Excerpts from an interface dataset
++++++

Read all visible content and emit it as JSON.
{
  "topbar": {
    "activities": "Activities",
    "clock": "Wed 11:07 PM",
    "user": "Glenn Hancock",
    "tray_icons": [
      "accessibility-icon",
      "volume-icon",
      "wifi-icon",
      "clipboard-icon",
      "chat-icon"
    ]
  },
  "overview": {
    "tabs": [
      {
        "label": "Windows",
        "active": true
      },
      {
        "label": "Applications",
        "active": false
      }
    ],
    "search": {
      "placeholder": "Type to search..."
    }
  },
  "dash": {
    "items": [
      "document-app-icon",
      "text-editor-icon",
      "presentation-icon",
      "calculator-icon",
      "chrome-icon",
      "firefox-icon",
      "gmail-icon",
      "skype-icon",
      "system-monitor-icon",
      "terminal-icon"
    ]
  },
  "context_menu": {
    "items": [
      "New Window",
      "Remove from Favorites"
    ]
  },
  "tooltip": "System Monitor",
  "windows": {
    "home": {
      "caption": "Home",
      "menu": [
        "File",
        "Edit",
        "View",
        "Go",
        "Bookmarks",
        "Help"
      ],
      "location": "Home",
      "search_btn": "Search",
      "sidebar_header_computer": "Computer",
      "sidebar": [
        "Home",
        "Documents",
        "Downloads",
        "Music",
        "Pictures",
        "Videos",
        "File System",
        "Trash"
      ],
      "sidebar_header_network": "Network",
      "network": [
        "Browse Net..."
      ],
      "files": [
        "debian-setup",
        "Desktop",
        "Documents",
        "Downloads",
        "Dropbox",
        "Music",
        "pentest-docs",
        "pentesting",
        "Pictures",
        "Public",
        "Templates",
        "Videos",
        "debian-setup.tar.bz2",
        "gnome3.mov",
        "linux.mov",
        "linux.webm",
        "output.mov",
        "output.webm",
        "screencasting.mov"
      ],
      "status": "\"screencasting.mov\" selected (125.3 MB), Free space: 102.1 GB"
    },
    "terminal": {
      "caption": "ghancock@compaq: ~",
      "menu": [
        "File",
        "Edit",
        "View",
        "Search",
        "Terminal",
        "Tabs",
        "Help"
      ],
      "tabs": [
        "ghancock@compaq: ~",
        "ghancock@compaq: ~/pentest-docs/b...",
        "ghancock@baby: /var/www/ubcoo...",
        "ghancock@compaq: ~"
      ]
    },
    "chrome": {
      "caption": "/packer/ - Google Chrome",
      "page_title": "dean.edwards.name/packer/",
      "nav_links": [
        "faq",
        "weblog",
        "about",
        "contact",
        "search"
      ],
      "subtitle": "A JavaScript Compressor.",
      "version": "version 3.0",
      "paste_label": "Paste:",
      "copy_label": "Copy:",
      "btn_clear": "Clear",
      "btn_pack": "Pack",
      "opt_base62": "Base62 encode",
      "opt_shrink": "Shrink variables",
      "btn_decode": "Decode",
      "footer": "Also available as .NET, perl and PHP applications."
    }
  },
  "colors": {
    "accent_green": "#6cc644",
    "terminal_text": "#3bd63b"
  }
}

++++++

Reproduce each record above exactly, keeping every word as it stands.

Read all visible content and emit it as JSON.
{
  "topbar": {
    "activities": "Activities",
    "clock": "Wed 11:07 PM",
    "user": "Glenn Hancock",
    "tray_icons": [
      "accessibility-icon",
      "volume-icon",
      "wifi-icon",
      "clipboard-icon",
      "chat-icon"
    ]
  },
  "overview": {
    "tabs": [
      {
        "label": "Windows",
        "active": true
      },
      {
        "label": "Applications",
        "active": false
      }
    ],
    "search": {
      "placeholder": "Type to search..."
    }
  },
  "dash": {
    "items": [
      "document-app-icon",
      "text-editor-icon",
      "presentation-icon",
      "calculator-icon",
      "chrome-icon",
      "firefox-icon",
      "gmail-icon",
      "skype-icon",
      "system-monitor-icon",
      "terminal-icon"
    ]
  },
  "context_menu": {
    "items": [
      "New Window",
      "Remove from Favorites"
    ]
  },
  "tooltip": "System Monitor",
  "windows": {
    "home": {
      "caption": "Home",
      "menu": [
        "File",
        "Edit",
        "View",
        "Go",
        "Bookmarks",
        "Help"
      ],
      "location": "Home",
      "search_btn": "Search",
      "sidebar_header_computer": "Computer",
      "sidebar": [
        "Home",
        "Documents",
        "Downloads",
        "Music",
        "Pictures",
        "Videos",
        "File System",
        "Trash"
      ],
      "sidebar_header_network": "Network",
      "network": [
        "Browse Net..."
      ],
      "files": [
        "debian-setup",
        "Desktop",
        "Documents",
        "Downloads",
        "Dropbox",
        "Music",
        "pentest-docs",
        "pentesting",
        "Pictures",
        "Public",
        "Templates",
        "Videos",
        "debian-setup.tar.bz2",
        "gnome3.mov",
        "linux.mov",
        "linux.webm",
        "output.mov",
        "output.webm",
        "screencasting.mov"
      ],
      "status": "\"screencasting.mov\" selected (125.3 MB), Free space: 102.1 GB"
    },
    "terminal": {
      "caption": "ghancock@compaq: ~",
      "menu": [
        "File",
        "Edit",
        "View",
        "Search",
        "Terminal",
        "Tabs",
        "Help"
      ],
      "tabs": [
        "ghancock@compaq: ~",
        "ghancock@compaq: ~/pentest-docs/b...",
        "ghancock@baby: /var/www/ubcoo...",
        "ghancock@compaq: ~"
      ]
    },
    "chrome": {
      "caption": "/packer/ - Google Chrome",
      "page_title": "dean.edwards.name/packer/",
      "nav_links": [
        "faq",
        "weblog",
        "about",
        "contact",
        "search"
      ],
      "subtitle": "A JavaScript Compressor.",
      "version": "version 3.0",
      "paste_label": "Paste:",
      "copy_label": "Copy:",
      "btn_clear": "Clear",
      "btn_pack": "Pack",
      "opt_base62": "Base62 encode",
      "opt_shrink": "Shrink variables",
      "btn_decode": "Decode",
      "footer": "Also available as .NET, perl and PHP applications."
    }
  },
  "colors": {
    "accent_green": "#6cc644",
    "terminal_text": "#3bd63b"
  }
}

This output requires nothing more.